To receive the signals, you'll need a yagi antenna, a rotator, an LNA, and a software defined radio (SDR) interface for your computer. We've been using the USRP from Ettus Research, but it's pretty expensive, so we're trying to make everything work with the (much cheaper) FUNCube dongle ( as well.

Some thoughts


Russ owns a USRP, does he have a daughter board that covers 437MHz?

Looks like the kicksat's don't have a battery so they are only going to transmit when they are in daylight. No point listening when it's nighttime here.

The signal from a kicksat will only be receivable if you have a clear view of the sky where it is. If there is a building in the way you won't receive it. At the hackspace there will be a much better chance of receiving a few beacons if the antenna is up on the roof of the business center instead of on the balcony with a much more restricted view of the sky. We don't offically have roof access.

I suspect the 10dBm EIRP figure is an optimistic best case. The kicksat's are going to tumble in space and the radiation will be mostly perpendicular to the wire antenna. The received signal is going to fade in and out as it tumbles, plus there may be polarisation loss. I'v put some numbers into a free space path loss calculator. I suspect that a 10dB gain yagi is about the minimum for a chance of receiving a few beacons if you get it pointed in just the right direction at the right moment. Thats a three foot long antenna. A bit more antenna gain would help a lot but a 15dB gain 70cms yagi is a fifteen foot long antenna and an engineering project to mount and motorise it so it can both be rotated and angled with computer controlled tracking.

Given the RF enviroment of the business center roof; a mobile phone base station right on top of the building plus various very strong UHF PMR signals from other London rooftops it may be worth borrowing a breeze block size 70cms bandpass filter, we know a tall person who has one. Software radio's are limited in their ability to cope with strong signals near a weak signal that you want to hear. There is a continuous trunked radio control channel on 440.0375 that is a huge signal on London rooftops. It's right on the edge of the ham band, the only way of keeping it out of a ham receiver is a cavity filter the size of a big propane cylinder. A high sensitivity receiver connected to the antenna with as short as possible a length of thick coax might work better than using an LNA, assuming that having it right next to the mobile phone base dosn't overload it anyway. The USRP might have to be in a big metal box with filtering on the power connections etc to work up on the roof. The primary purpose of a masthead LNA is to amplify the signal before some of it is lost in the antenna cable. Even thick expensive coax looses a few decibels at UHF over a sixty foot run. Probably worth borrowing an LNA anyway.

As for a control room, the whole point is for it to look impressive so it needs so it needs a load of screens showing diagrams of orbit's and flashy graphics. It needs an intercom or radio base station with moon-landing-style shrill roger bleep to talk to the guy up on the roof who is doing all the work waving a yagi on a broom handle about looking for the strongest signal. "Eagle's Nest, this is Hoxton Space Center, do you read me BLEEEEEP!!!" --AJP

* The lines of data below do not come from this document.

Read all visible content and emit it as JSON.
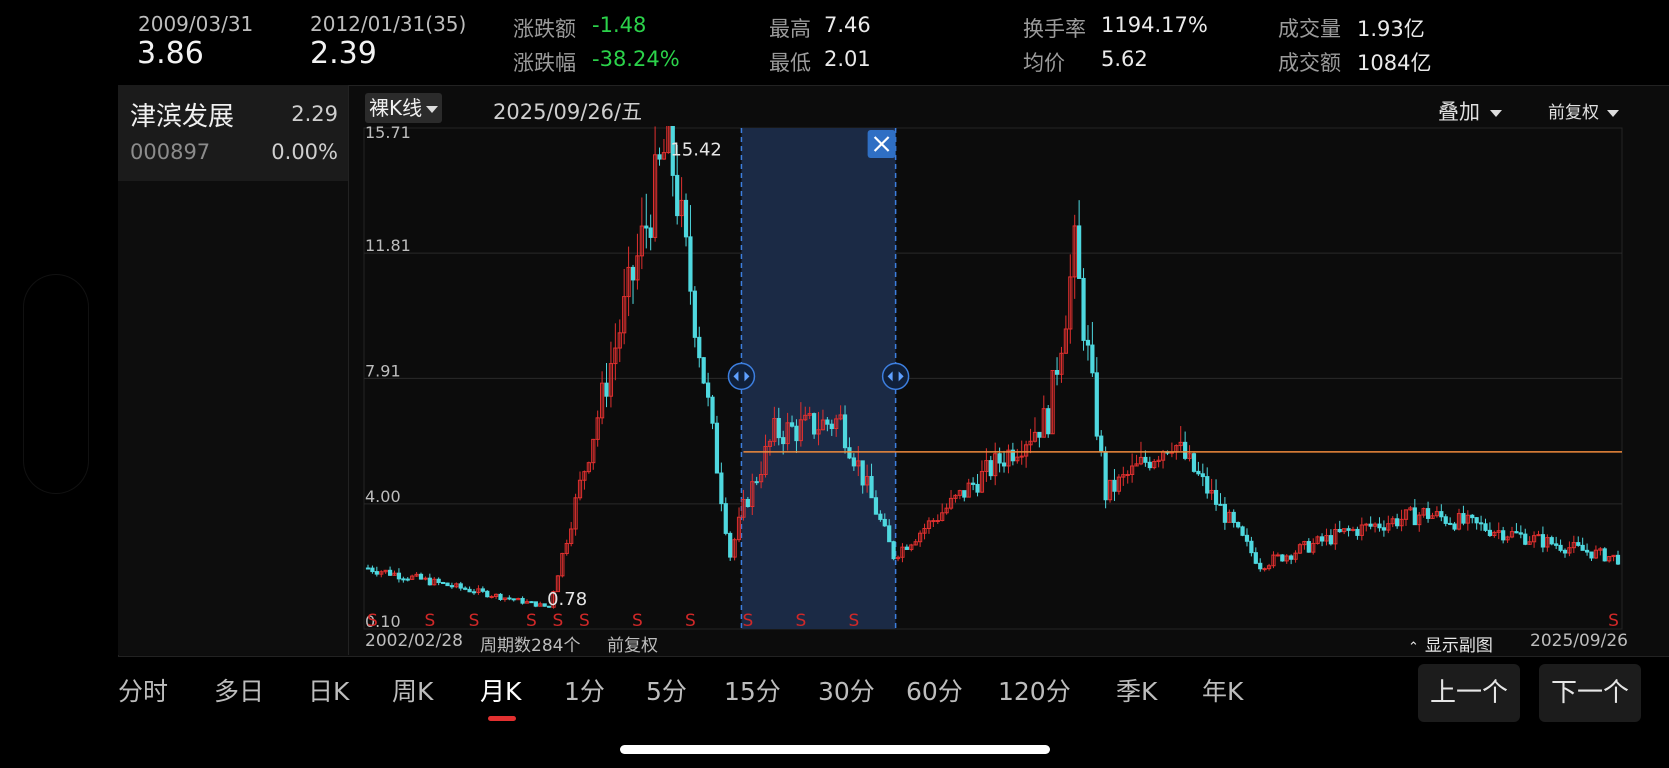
{
  "header": {
    "start_date": "2009/03/31",
    "start_price": "3.86",
    "end_date": "2012/01/31(35)",
    "end_price": "2.39",
    "change_label": "涨跌额",
    "change_value": "-1.48",
    "change_pct_label": "涨跌幅",
    "change_pct_value": "-38.24%",
    "high_label": "最高",
    "high_value": "7.46",
    "low_label": "最低",
    "low_value": "2.01",
    "turnover_rate_label": "换手率",
    "turnover_rate_value": "1194.17%",
    "avg_price_label": "均价",
    "avg_price_value": "5.62",
    "volume_label": "成交量",
    "volume_value": "1.93亿",
    "amount_label": "成交额",
    "amount_value": "1084亿"
  },
  "stock": {
    "name": "津滨发展",
    "price": "2.29",
    "code": "000897",
    "change_pct": "0.00%"
  },
  "chart_toolbar": {
    "ktype_label": "裸K线",
    "current_date": "2025/09/26/五",
    "overlay_label": "叠加",
    "adjust_label": "前复权"
  },
  "chart_footer": {
    "start_date": "2002/02/28",
    "period_count": "周期数284个",
    "adjust": "前复权",
    "show_sub_chart": "显示副图",
    "end_date": "2025/09/26"
  },
  "tabs": [
    "分时",
    "多日",
    "日K",
    "周K",
    "月K",
    "1分",
    "5分",
    "15分",
    "30分",
    "60分",
    "120分",
    "季K",
    "年K"
  ],
  "active_tab": "月K",
  "nav": {
    "prev": "上一个",
    "next": "下一个"
  },
  "colors": {
    "up": "#e0302f",
    "down": "#4fd8df",
    "ref_line": "#f08a3c",
    "selection": "#1b2a45",
    "selection_border": "#3d7fe0"
  },
  "chart_data": {
    "type": "candlestick",
    "y_ticks": [
      "15.71",
      "11.81",
      "7.91",
      "4.00",
      "0.10"
    ],
    "ylim": [
      0.1,
      15.71
    ],
    "max_label": "15.42",
    "min_label": "0.78",
    "reference_line": 5.62,
    "selection_range": [
      "2009/03/31",
      "2012/01/31"
    ],
    "signal_markers": [
      "S",
      "S",
      "S",
      "S",
      "S",
      "S",
      "S",
      "S",
      "S",
      "S",
      "S",
      "S"
    ],
    "key_points": [
      {
        "date": "2002/02",
        "price": 2.0
      },
      {
        "date": "2005/07",
        "price": 0.78
      },
      {
        "date": "2007/10",
        "price": 15.42
      },
      {
        "date": "2008/12",
        "price": 2.4
      },
      {
        "date": "2009/03",
        "price": 3.86
      },
      {
        "date": "2009/10",
        "price": 6.2
      },
      {
        "date": "2011/01",
        "price": 6.6
      },
      {
        "date": "2012/01",
        "price": 2.39
      },
      {
        "date": "2014/12",
        "price": 6.7
      },
      {
        "date": "2015/06",
        "price": 11.81
      },
      {
        "date": "2016/01",
        "price": 4.3
      },
      {
        "date": "2017/04",
        "price": 6.0
      },
      {
        "date": "2018/12",
        "price": 2.1
      },
      {
        "date": "2020/07",
        "price": 3.1
      },
      {
        "date": "2022/01",
        "price": 3.7
      },
      {
        "date": "2025/09",
        "price": 2.29
      }
    ]
  }
}
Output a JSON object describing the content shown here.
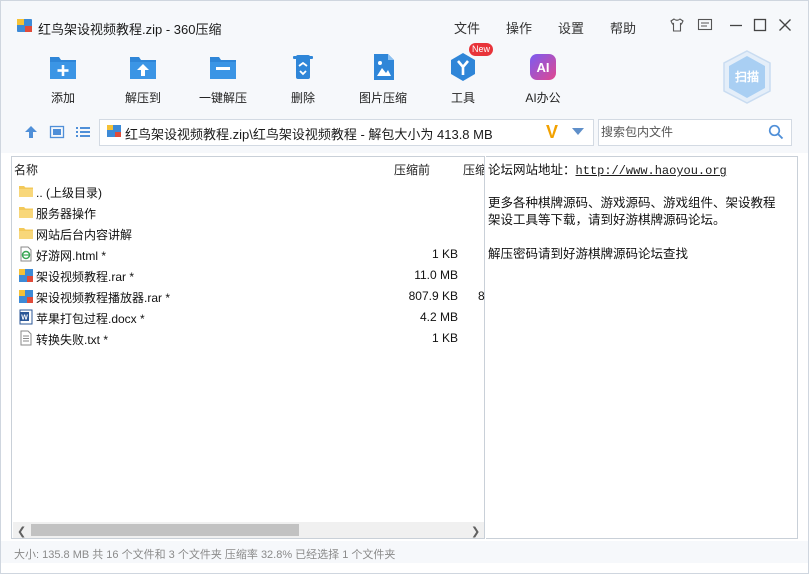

Tom (Tweaker)

The aerial suggested to be used for the reception may be enhanced by using a cross-yagi. It's been used for AMSAT/OSCAR amateur radio communication as preferred option, canceling out most of the polarisation loss due to satellite rotation/tumbling. The complexity on the aerial will increase,but its a "passive" gain,where you will be able to get longer passages on each orbit, and also a steadier signal overall.